That would mean the kids could take hot showers. So instead of having to endure, and believe me it is a painful experience-I need a word better then endure, these bucket showers or just have to be obscenely grossly disturbingly dirty these kids could be healthy warm and clean.

This would bring the costs of the school’s dispensary costs down as well as improve the general hygiene of the school.

Not to mention that we could clean our things- clothes, plates, drinking glasses, with hot water instead of stagnant cold water.

That idea excites me more then the thought of a chicken nugget.

By the way the same goes for the teachers here. They clean in the same dirty water, take the same cold bucket showers and get just as sick.

We all live like this.

To be completely honest I think grades would improve with clean water. Self-esteem and feelings of self-worth would improve greatly.

Don’t believe me? Take bucket showers for a week and then see how you feel.

Can you imagine never having had the feeling of stepping out of a nice hot shower? Of being totally clean?

So perhaps if we can get this debt paid…

I salivate at the thought of what money could do here.

And too think that the school is spending itself into the deepest red rather then collecting these debts.

I’m actually kind of scared of the school closing. If this school closes a lot of these kids have no where to go, and I mean they are orphans with no homes. Not to mention that if they are forced to go to public schools they may as well drop out. Public school here is less then a joke.

Junior, the eight year old we pulled out of public school to put here, he couldn’t even read SWAHILI at a first grade level. I can read as much Swahili as him.

Please keep donating guys. Please ask everyone you know to donate. Please ask your family, your friends, your parents, your churches, your temples, your schools, your teachers, your cousins, your grandparents, your anyone to donate.
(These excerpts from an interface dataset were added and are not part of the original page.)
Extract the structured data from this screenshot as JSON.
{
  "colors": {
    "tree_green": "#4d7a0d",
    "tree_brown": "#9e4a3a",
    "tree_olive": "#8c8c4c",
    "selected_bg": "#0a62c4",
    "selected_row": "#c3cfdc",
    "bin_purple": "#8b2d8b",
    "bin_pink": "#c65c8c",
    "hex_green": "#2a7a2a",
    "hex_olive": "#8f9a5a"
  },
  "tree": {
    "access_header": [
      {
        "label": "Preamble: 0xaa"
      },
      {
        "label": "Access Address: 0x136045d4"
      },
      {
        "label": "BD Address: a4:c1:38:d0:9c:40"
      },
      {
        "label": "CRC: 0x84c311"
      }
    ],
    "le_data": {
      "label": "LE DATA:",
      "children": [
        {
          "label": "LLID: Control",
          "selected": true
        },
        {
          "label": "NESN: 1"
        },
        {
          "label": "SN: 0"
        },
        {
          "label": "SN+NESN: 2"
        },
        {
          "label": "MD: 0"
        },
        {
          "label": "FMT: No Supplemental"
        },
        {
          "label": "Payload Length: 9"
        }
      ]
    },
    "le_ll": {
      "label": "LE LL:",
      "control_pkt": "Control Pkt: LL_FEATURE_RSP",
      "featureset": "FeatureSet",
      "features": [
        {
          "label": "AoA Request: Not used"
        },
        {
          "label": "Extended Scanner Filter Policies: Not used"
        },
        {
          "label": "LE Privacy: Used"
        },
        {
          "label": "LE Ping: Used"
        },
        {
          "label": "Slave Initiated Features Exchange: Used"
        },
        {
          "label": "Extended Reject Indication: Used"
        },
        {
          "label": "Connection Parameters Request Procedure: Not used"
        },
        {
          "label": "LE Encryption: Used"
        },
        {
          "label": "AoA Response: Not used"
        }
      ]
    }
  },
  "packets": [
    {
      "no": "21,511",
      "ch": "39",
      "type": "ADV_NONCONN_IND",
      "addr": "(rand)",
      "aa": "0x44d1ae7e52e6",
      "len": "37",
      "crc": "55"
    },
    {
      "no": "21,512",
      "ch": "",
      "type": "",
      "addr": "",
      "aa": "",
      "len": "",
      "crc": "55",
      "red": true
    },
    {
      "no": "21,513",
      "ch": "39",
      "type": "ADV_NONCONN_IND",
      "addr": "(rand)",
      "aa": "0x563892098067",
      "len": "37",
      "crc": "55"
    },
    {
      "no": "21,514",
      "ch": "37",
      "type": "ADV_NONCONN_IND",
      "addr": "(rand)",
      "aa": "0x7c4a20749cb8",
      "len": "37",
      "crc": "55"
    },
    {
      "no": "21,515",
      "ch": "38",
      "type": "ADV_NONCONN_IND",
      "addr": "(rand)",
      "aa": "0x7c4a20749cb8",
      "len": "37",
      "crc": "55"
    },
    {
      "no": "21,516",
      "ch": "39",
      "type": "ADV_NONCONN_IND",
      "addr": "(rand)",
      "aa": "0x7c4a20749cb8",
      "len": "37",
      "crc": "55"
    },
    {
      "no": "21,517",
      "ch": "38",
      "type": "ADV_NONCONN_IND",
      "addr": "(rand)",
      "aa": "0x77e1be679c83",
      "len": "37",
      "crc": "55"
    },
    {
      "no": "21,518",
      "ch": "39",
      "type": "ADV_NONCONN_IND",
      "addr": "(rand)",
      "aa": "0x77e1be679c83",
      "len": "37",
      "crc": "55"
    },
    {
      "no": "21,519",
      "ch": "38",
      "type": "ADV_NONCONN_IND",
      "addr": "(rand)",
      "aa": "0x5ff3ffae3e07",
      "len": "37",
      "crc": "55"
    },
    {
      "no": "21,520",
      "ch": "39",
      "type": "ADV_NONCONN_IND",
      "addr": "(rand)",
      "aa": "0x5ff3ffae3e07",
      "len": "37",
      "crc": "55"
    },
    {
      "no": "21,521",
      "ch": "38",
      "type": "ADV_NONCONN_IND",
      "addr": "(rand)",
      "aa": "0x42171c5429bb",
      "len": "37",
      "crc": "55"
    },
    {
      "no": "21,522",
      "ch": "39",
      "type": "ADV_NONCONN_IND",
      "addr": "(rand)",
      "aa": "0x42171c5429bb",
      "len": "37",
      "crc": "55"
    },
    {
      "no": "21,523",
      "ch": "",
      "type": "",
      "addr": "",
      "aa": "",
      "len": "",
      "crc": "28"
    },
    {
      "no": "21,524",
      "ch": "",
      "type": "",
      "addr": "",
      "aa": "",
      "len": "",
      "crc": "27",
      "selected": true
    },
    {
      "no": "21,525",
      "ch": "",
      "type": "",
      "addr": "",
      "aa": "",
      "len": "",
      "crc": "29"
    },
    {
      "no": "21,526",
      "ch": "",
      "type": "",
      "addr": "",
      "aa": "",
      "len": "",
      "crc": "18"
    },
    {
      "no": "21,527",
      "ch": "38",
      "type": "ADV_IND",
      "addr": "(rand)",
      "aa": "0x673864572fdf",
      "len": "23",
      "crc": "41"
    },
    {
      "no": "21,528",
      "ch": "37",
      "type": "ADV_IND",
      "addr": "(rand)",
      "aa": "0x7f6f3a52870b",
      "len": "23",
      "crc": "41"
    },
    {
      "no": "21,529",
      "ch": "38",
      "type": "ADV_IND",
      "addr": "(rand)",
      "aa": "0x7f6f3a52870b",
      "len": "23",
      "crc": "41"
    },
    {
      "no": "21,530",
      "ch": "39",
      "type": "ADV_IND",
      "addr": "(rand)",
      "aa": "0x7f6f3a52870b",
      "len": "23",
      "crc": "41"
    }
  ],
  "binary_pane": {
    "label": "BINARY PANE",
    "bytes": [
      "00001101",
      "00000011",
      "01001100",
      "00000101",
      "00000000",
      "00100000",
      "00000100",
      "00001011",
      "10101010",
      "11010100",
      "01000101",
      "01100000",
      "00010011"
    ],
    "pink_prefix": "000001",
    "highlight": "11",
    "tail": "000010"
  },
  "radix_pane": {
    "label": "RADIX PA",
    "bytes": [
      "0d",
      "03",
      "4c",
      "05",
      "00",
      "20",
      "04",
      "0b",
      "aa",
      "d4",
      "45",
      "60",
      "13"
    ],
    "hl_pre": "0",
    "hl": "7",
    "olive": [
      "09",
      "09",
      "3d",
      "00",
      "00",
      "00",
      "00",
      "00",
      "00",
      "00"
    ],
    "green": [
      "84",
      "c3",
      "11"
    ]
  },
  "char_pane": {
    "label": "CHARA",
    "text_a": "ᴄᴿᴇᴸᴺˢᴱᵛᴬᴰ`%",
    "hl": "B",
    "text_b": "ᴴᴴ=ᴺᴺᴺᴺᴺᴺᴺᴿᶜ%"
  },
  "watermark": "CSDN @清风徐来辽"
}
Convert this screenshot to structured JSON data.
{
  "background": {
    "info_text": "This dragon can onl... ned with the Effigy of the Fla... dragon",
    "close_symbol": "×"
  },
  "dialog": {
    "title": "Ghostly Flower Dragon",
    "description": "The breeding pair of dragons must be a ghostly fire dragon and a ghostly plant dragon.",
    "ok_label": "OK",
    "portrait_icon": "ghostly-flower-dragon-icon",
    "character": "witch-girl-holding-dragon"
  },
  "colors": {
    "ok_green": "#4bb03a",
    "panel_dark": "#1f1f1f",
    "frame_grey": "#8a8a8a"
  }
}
All my pendo (love) is back home.
I ache to see you all back at home.